  • 50% of liars showed more head movements and speech disturbances, the other 50% showed a decrease.
  • 56% of liars shown more gaze aversion, 44% of liars showed a decrease in gaze aversion.
  • Most suspects showed a decrease in hand and arm movements, compared to 31% who showed an increase.

The experimenters did not measure cognitive load or nervousness, just the behaviour above. However, the longer pauses and decreased blinking may have some link to a cognitive load. Previous research linked more blinking to nervousness, which suggests that the blinking behaviour shown in this study is an indication of the cognitive load being linked to deception.

Compulsive Liars. Type of experiment

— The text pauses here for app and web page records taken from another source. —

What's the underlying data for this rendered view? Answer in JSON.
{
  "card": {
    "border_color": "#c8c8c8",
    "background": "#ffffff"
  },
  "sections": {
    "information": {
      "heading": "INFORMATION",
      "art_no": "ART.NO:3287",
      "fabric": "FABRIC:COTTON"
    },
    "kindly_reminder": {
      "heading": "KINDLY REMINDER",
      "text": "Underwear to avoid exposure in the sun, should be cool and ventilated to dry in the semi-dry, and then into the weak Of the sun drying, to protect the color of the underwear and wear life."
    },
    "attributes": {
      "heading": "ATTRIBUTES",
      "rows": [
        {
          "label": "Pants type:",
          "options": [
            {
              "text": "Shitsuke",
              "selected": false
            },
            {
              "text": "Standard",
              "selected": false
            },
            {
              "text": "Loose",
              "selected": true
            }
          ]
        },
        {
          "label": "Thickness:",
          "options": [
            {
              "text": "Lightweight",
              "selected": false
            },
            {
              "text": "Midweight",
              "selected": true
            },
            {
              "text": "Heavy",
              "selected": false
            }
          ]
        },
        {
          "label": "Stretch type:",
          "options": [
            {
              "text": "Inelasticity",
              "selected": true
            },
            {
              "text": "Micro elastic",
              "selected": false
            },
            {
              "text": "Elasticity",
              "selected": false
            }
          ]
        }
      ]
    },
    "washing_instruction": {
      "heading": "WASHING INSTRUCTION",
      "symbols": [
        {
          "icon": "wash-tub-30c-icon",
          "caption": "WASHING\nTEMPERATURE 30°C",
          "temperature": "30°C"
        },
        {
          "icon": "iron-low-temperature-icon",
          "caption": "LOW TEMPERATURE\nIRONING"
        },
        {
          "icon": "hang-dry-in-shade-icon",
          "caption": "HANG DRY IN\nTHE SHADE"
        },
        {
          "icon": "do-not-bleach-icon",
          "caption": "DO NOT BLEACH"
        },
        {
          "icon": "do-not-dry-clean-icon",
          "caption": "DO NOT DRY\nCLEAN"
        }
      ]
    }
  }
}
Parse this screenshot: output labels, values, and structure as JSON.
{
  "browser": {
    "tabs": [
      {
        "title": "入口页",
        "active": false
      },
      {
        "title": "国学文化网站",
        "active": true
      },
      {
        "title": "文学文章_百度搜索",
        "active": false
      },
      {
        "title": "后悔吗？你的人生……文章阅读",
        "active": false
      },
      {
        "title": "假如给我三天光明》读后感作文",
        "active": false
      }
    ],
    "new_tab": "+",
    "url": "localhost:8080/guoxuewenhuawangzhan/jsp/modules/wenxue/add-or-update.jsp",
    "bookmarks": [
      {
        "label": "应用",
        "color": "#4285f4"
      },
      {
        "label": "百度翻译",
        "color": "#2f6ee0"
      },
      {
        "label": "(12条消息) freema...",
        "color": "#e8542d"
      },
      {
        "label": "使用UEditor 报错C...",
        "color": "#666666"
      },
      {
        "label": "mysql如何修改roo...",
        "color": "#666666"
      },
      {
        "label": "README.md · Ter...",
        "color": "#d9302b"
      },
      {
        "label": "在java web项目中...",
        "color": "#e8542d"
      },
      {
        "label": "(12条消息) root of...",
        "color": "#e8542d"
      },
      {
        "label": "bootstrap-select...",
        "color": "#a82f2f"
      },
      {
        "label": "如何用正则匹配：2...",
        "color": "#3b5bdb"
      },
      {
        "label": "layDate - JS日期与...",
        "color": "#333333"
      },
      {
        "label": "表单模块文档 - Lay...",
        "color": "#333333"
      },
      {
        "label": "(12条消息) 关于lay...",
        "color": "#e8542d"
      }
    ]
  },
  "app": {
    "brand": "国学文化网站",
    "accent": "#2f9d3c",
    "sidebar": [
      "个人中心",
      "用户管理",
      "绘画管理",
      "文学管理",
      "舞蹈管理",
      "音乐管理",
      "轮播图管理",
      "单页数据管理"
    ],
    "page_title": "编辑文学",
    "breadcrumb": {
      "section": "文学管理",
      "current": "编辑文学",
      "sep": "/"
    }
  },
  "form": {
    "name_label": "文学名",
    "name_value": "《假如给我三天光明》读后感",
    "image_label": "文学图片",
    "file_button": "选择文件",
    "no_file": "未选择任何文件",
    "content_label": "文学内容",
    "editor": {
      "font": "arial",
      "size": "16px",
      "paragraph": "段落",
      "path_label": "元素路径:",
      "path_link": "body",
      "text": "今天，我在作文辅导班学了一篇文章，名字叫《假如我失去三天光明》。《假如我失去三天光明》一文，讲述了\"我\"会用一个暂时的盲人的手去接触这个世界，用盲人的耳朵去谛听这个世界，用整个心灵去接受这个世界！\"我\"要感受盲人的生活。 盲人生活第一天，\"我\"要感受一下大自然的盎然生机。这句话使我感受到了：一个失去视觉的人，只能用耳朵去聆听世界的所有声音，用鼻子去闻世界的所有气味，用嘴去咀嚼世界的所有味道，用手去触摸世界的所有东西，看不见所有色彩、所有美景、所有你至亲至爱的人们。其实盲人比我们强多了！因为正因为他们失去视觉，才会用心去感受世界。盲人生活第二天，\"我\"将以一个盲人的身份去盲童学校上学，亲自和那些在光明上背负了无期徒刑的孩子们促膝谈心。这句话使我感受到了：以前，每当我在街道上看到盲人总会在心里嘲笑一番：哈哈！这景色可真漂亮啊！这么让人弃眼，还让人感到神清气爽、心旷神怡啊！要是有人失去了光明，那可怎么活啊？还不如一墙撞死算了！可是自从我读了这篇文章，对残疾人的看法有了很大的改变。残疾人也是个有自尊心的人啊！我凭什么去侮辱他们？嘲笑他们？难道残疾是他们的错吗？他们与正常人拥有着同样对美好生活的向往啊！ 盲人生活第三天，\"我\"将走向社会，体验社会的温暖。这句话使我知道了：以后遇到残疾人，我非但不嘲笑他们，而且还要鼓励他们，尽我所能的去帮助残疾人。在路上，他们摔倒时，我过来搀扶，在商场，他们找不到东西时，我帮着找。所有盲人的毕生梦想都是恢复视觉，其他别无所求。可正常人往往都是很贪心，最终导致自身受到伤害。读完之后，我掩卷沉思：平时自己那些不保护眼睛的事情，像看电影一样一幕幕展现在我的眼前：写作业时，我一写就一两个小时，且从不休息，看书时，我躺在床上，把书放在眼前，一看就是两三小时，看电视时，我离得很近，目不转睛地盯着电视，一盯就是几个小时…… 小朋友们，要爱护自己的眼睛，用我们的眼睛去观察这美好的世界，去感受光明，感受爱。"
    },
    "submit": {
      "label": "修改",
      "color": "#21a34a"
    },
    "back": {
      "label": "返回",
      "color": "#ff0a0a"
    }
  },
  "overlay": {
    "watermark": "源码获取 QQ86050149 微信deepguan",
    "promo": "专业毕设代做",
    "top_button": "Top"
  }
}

This was a quasi (or “natural”) experiment because no variable was manipulated by the researchers.

Independent variable

Telling the truth or telling a lie is the IV.

Dependent variable

The DV is the behaviour that is shown when the person lies or is honest.


Very high ecological validity: The ecological validity of this study was very high because nothing was manipulated or changed by the experimenters; it was all natural behaviour in a natural setting.

Quantitative data: Most of the data was quantitative, in the form of frequencies and statistics. This means it is objective and free of personal interpretations, and it is also easier to analyse (how many times someone did something is easier to conclude than ‘why’ someone did something).

Reliability of coders: The coders who organised the material were unaware of the nature and processes behind the study, making them less likely to bias the findings. Because they were unaware, their observations were objective and based on factual evidence and solid observations rather than their personal thoughts. The reliability of both coders’ observations was also checked and found to be very consistent, meaning their ratings were highly similar.


Less control: There was absolutely no control over extraneous variables, meaning that many other factors may have been distorting the findings. For example: the suspects were interviewed by different people, they were interviewed about different things, some suspects had more than one interviewer in the room.

Small sample size: The sample consisted of 16 participants only, all from a similar background, ethnicity and area. This means the results cannot be generalised to a wider population as the sample is unrepresentative.

Ethical issues

Informed consent: The suspects had given consent to be videotaped, although it is unclear if they consented to have their tapes analysed. The local police did give consent for the experimenters to use the tapes.

Deception: There was no deception.

Confidentiality: All personal details were kept private and care was taken to ensure that only a small amount of necessary people saw the actual clips.

Emotional or physical harm: No physical or emotional harm was inflicted.

The right to withdraw: This is unclear, again, whether the suspects were asked about the use of their videotapes.

Debriefing: There was not much need for debriefing and none took place.

References: Mann, S., Vrij, A. and Bull, R. (2002). Suspects, Lies, and Videotape: An Analysis of Authentic High-Stake Liars. Law and Human Behaviour. 26